Already there was blood in the sand — Benghazi. The true story is complicated, but at its heart was a CIA program to recover weapons from Libyan jihadists and deliver them to Syrian rebels. This was very close to Reagan’s Iran-Contra scandal that had brought him so close to impeachment. Obama tried to get Hillary to go on the talk shows to explain that the ambassador’s murder was not by al Qaida, but by demonstrators against a video. Bill, however, said that the story was so obviously false that it would destroy her chances in 2016. So she declined. Obama then asked Petraeus, who said that the talking points were untrue. Finally, the president got Susan Rice, who was jealous that Hillary had become Secretary of State instead of her. The rest is history, except that the story was put on back pages until the election was over.
Since then the relationship became worse. Hillary had disagreed with many Obama policies, but she went along because Bill warned her that she would be blamed for destroying the party if she spoke her mind. After the election she shared her thoughts with close friends and colleagues who were willing to speak with Klein as long as he didn’t mention their names.
The Obama inner circle is much smaller and much tighter, but there are many Democrats out there who think that he has made hash of the presidency. These folks may not like or trust Hillary, but she’s the only candidate out there who can beat any Republican yet to be named.
Republicans will probably enjoy the book except for the feeling that we have reached a political low rivaling the Julio-Claudian emperors of Rome. Not quite so, of course, but not a pretty picture. Democrats will have to decide whether they want to back a winner or someone who could attract only left wing zealots, or even whether the whole business isn’t too discouraging to look into more deeply.
I won’t tell you about the last chapters, since that would spoil everything. Anyway, Klein’s predictions for the future are worth the price of the book.

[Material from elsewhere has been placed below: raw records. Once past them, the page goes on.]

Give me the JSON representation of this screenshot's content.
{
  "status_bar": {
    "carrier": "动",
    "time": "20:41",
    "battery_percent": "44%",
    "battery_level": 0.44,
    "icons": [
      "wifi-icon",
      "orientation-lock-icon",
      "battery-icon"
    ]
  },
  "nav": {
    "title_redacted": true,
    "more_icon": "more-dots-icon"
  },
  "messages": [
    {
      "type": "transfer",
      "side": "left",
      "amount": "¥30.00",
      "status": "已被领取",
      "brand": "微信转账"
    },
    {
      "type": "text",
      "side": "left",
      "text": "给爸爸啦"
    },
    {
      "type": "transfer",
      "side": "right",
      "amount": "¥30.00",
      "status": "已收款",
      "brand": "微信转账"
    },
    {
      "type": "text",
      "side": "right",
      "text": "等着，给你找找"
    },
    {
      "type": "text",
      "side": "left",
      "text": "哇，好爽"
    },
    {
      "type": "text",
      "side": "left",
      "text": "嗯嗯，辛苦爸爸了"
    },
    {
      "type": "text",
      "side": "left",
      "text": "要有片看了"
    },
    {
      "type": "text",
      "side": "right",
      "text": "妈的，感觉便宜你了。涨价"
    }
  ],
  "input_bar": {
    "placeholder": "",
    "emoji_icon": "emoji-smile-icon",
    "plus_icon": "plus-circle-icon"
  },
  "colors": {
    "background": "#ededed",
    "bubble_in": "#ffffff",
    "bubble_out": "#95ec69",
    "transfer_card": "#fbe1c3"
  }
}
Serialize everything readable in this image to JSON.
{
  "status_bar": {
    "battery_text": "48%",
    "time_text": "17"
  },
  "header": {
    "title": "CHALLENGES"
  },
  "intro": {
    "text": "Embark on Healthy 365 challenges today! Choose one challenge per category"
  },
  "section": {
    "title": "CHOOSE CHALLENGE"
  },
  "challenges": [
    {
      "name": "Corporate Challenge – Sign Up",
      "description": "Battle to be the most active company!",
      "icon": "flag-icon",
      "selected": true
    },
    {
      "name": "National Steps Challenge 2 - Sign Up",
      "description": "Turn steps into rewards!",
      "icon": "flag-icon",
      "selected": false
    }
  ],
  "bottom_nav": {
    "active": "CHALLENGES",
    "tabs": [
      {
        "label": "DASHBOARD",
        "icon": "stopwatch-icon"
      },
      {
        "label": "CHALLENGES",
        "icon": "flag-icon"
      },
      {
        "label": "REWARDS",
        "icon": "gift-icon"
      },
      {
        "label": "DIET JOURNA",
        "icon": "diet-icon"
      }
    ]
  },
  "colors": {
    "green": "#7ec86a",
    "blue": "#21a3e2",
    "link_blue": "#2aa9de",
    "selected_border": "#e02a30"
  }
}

Let’s just say that between incompetence and unpleasantness he will come down for Hillary every time.
Review Atlas (July 17, 2014), 4.